As a child on holiday in France, I could never understand the French families who nibbled greedily on warm baguettes straight from the boulangerie. Not to wait for some salty butter and sweet, apricot jam seemed ridiculous. They must have been ravenous or simply ignorant. A pain au chocolate, or a pain au raisin could easily be scoffed before stepping out of the shop but plain, old baguette – nope, I never understood.
Until that is, we moved to the south of France in 2002. Perhaps it was my increased appetite due to pregnancy or toddlers, more pregnancies and again more toddlers, or perhaps I just wanted to fit in to a foreign land but before the first month was up, the smell of a fresh baguette heating my hand was utterly irresistible.
You don’t just ask for a baguette in France. Like with their meat, it’s all in the cooking – ‘Bien cuite’, ‘Pas trop cuite’ or ‘Blanche’. (Translated roughly as well cooked, medium or rare). It’s always ‘Blanche’ for me but never forget that no two bakeries are alike and everyone living in France will have their unshakeable favourite. For our family, it’s l’Amandine in Calvisson every time but Aux 13 Desserts in Caveirac is a close second, especially for their scrumptious tarts.
Now we live in London for the majority of the year, I am on a quest to find my perfect baguette on this side of the Channel. Despite some excellent local bakeries, the ‘desperate to stuff it in your mouth’ baguette, has so far eluded me. This is the beginning of my quest, so I will keep you posted but if anyone has any hot tips, I will happily go hunting.

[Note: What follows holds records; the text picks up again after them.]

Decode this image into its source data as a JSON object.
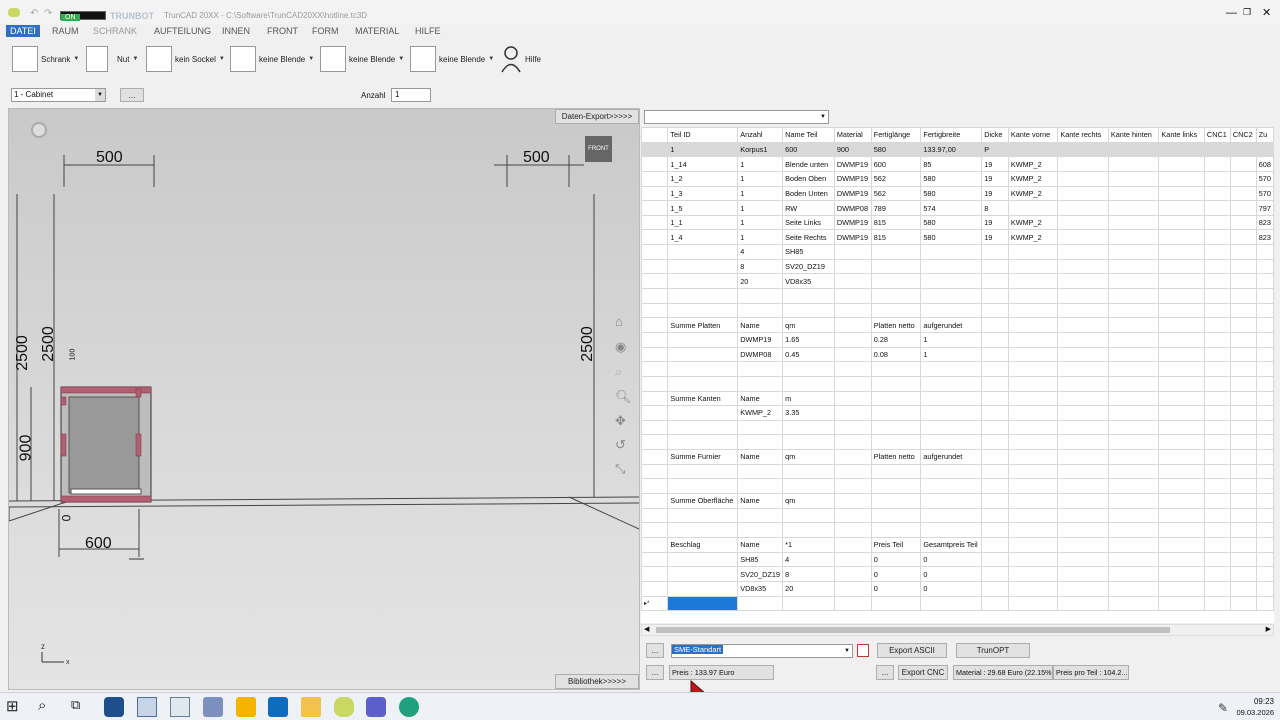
{
  "titlebar": {
    "on_label": "ON",
    "brand": "TRUNBOT",
    "title": "TrunCAD 20XX - C:\\Software\\TrunCAD20XX\\hotline.tc3D"
  },
  "menu": [
    "DATEI",
    "RAUM",
    "SCHRANK",
    "AUFTEILUNG",
    "INNEN",
    "FRONT",
    "FORM",
    "MATERIAL",
    "HILFE"
  ],
  "ribbon": {
    "schrank": "Schrank",
    "nut": "Nut",
    "sockel": "kein Sockel",
    "blende1": "keine Blende",
    "blende2": "keine Blende",
    "blende3": "keine Blende",
    "hilfe": "Hilfe"
  },
  "options": {
    "cabinet_select": "1 - Cabinet",
    "dots": "...",
    "anzahl_label": "Anzahl",
    "anzahl_value": "1"
  },
  "viewport": {
    "export_btn": "Daten-Export>>>>>",
    "library_btn": "Bibliothek>>>>>",
    "front_badge": "FRONT",
    "dims": {
      "top_left": "500",
      "top_right": "500",
      "left_outer": "2500",
      "left_inner": "2500",
      "left_900": "900",
      "right": "2500",
      "bottom": "600",
      "bottom0": "0",
      "small": "100"
    }
  },
  "table": {
    "headers": [
      "Teil ID",
      "Anzahl",
      "Name Teil",
      "Material",
      "Fertiglänge",
      "Fertigbreite",
      "Dicke",
      "Kante vorne",
      "Kante rechts",
      "Kante hinten",
      "Kante links",
      "CNC1",
      "CNC2",
      "Zu"
    ],
    "rows": [
      [
        "1",
        "Korpus1",
        "600",
        "900",
        "580",
        "133.97,00",
        "P",
        "",
        "",
        "",
        "",
        "",
        "",
        ""
      ],
      [
        "1_14",
        "1",
        "Blende unten",
        "DWMP19",
        "600",
        "85",
        "19",
        "KWMP_2",
        "",
        "",
        "",
        "",
        "",
        "608"
      ],
      [
        "1_2",
        "1",
        "Boden Oben",
        "DWMP19",
        "562",
        "580",
        "19",
        "KWMP_2",
        "",
        "",
        "",
        "",
        "",
        "570"
      ],
      [
        "1_3",
        "1",
        "Boden Unten",
        "DWMP19",
        "562",
        "580",
        "19",
        "KWMP_2",
        "",
        "",
        "",
        "",
        "",
        "570"
      ],
      [
        "1_5",
        "1",
        "RW",
        "DWMP08",
        "789",
        "574",
        "8",
        "",
        "",
        "",
        "",
        "",
        "",
        "797"
      ],
      [
        "1_1",
        "1",
        "Seite Links",
        "DWMP19",
        "815",
        "580",
        "19",
        "KWMP_2",
        "",
        "",
        "",
        "",
        "",
        "823"
      ],
      [
        "1_4",
        "1",
        "Seite Rechts",
        "DWMP19",
        "815",
        "580",
        "19",
        "KWMP_2",
        "",
        "",
        "",
        "",
        "",
        "823"
      ],
      [
        "",
        "4",
        "SH85",
        "",
        "",
        "",
        "",
        "",
        "",
        "",
        "",
        "",
        "",
        ""
      ],
      [
        "",
        "8",
        "SV20_DZ19",
        "",
        "",
        "",
        "",
        "",
        "",
        "",
        "",
        "",
        "",
        ""
      ],
      [
        "",
        "20",
        "VD8x35",
        "",
        "",
        "",
        "",
        "",
        "",
        "",
        "",
        "",
        "",
        ""
      ],
      [
        "",
        "",
        "",
        "",
        "",
        "",
        "",
        "",
        "",
        "",
        "",
        "",
        "",
        ""
      ],
      [
        "",
        "",
        "",
        "",
        "",
        "",
        "",
        "",
        "",
        "",
        "",
        "",
        "",
        ""
      ],
      [
        "Summe Platten",
        "Name",
        "qm",
        "",
        "Platten netto",
        "aufgerundet",
        "",
        "",
        "",
        "",
        "",
        "",
        "",
        ""
      ],
      [
        "",
        "DWMP19",
        "1.65",
        "",
        "0.28",
        "1",
        "",
        "",
        "",
        "",
        "",
        "",
        "",
        ""
      ],
      [
        "",
        "DWMP08",
        "0.45",
        "",
        "0.08",
        "1",
        "",
        "",
        "",
        "",
        "",
        "",
        "",
        ""
      ],
      [
        "",
        "",
        "",
        "",
        "",
        "",
        "",
        "",
        "",
        "",
        "",
        "",
        "",
        ""
      ],
      [
        "",
        "",
        "",
        "",
        "",
        "",
        "",
        "",
        "",
        "",
        "",
        "",
        "",
        ""
      ],
      [
        "Summe Kanten",
        "Name",
        "m",
        "",
        "",
        "",
        "",
        "",
        "",
        "",
        "",
        "",
        "",
        ""
      ],
      [
        "",
        "KWMP_2",
        "3.35",
        "",
        "",
        "",
        "",
        "",
        "",
        "",
        "",
        "",
        "",
        ""
      ],
      [
        "",
        "",
        "",
        "",
        "",
        "",
        "",
        "",
        "",
        "",
        "",
        "",
        "",
        ""
      ],
      [
        "",
        "",
        "",
        "",
        "",
        "",
        "",
        "",
        "",
        "",
        "",
        "",
        "",
        ""
      ],
      [
        "Summe Furnier",
        "Name",
        "qm",
        "",
        "Platten netto",
        "aufgerundet",
        "",
        "",
        "",
        "",
        "",
        "",
        "",
        ""
      ],
      [
        "",
        "",
        "",
        "",
        "",
        "",
        "",
        "",
        "",
        "",
        "",
        "",
        "",
        ""
      ],
      [
        "",
        "",
        "",
        "",
        "",
        "",
        "",
        "",
        "",
        "",
        "",
        "",
        "",
        ""
      ],
      [
        "Summe Oberfläche",
        "Name",
        "qm",
        "",
        "",
        "",
        "",
        "",
        "",
        "",
        "",
        "",
        "",
        ""
      ],
      [
        "",
        "",
        "",
        "",
        "",
        "",
        "",
        "",
        "",
        "",
        "",
        "",
        "",
        ""
      ],
      [
        "",
        "",
        "",
        "",
        "",
        "",
        "",
        "",
        "",
        "",
        "",
        "",
        "",
        ""
      ],
      [
        "Beschlag",
        "Name",
        "*1",
        "",
        "Preis Teil",
        "Gesamtpreis Teil",
        "",
        "",
        "",
        "",
        "",
        "",
        "",
        ""
      ],
      [
        "",
        "SH85",
        "4",
        "",
        "0",
        "0",
        "",
        "",
        "",
        "",
        "",
        "",
        "",
        ""
      ],
      [
        "",
        "SV20_DZ19",
        "8",
        "",
        "0",
        "0",
        "",
        "",
        "",
        "",
        "",
        "",
        "",
        ""
      ],
      [
        "",
        "VD8x35",
        "20",
        "",
        "0",
        "0",
        "",
        "",
        "",
        "",
        "",
        "",
        "",
        ""
      ]
    ],
    "new_row_marker": "▸*"
  },
  "bottom": {
    "dots": "...",
    "preset": "SME-Standart",
    "export_ascii": "Export ASCII",
    "trunopt": "TrunOPT",
    "preis": "Preis : 133.97 Euro",
    "export_cnc": "Export CNC",
    "material": "Material : 29.68 Euro (22.15%)",
    "preis_teil": "Preis pro Teil : 104.2..."
  },
  "taskbar": {
    "time": "09:23",
    "date": "09.03.2026"
  },
  "colors": {
    "accent": "#2f6fbd",
    "selected_cell": "#1e78d7",
    "cabinet_edge": "#b06070"
  }
}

We are in North London but I am eager to travel all over the big smoke for that satisfying stick of bread which promises happiness, holidays and to me, tantalising food to come.